Property taxes, utilities and condo fees. The seller may have prepaid property taxes, utility bills or condo fees before you take ownership of the property. You reimburse the seller for the portion of the costs from the closing date forward.
Get property insurance
Property insurance protects you in case of fire, windstorms or other disasters. It covers your home’s replacement value. If you have a mortgage, you also need property insurance to protect your lender. Before your lender gives you the mortgage funds, they confirm you have enough insurance to cover the property's replacement value.
Avoid mortgage default insurance
You need mortgage default insurance if you have less than 20% down payment. If your down payment is less, lenders often add the premium to your mortgage. The more risk involved, the higher the premium. Depending on where you live, you may also pay provincial sales tax on the premium.
Get mortgage life insurance (optional)
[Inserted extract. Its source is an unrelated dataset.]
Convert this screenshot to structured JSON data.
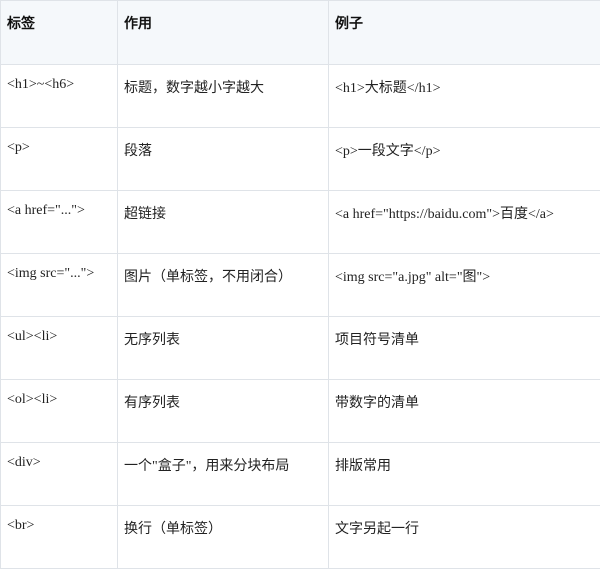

For peace of mind, consider buying mortgage life insurance when you start your mortgage. This pays your lender the outstanding balance if you pass away. You can add the monthly premiums to your regular mortgage payments.
After closing day
The home is almost yours. When the sale is final, your lawyer sends you a transaction report. It includes copies of all relevant legal papers.
Pay your legal fees and disbursements
Your lawyer's legal fees and disbursements are considered closing costs. Disbursements include any expenses your lawyer had to pay for work on your behalf. Fees vary by province and municipality and may be subject to GST or HST.
Get your keys
Congratulations. You’ve paid your closing day costs. Now, get your keys and enjoy your new home.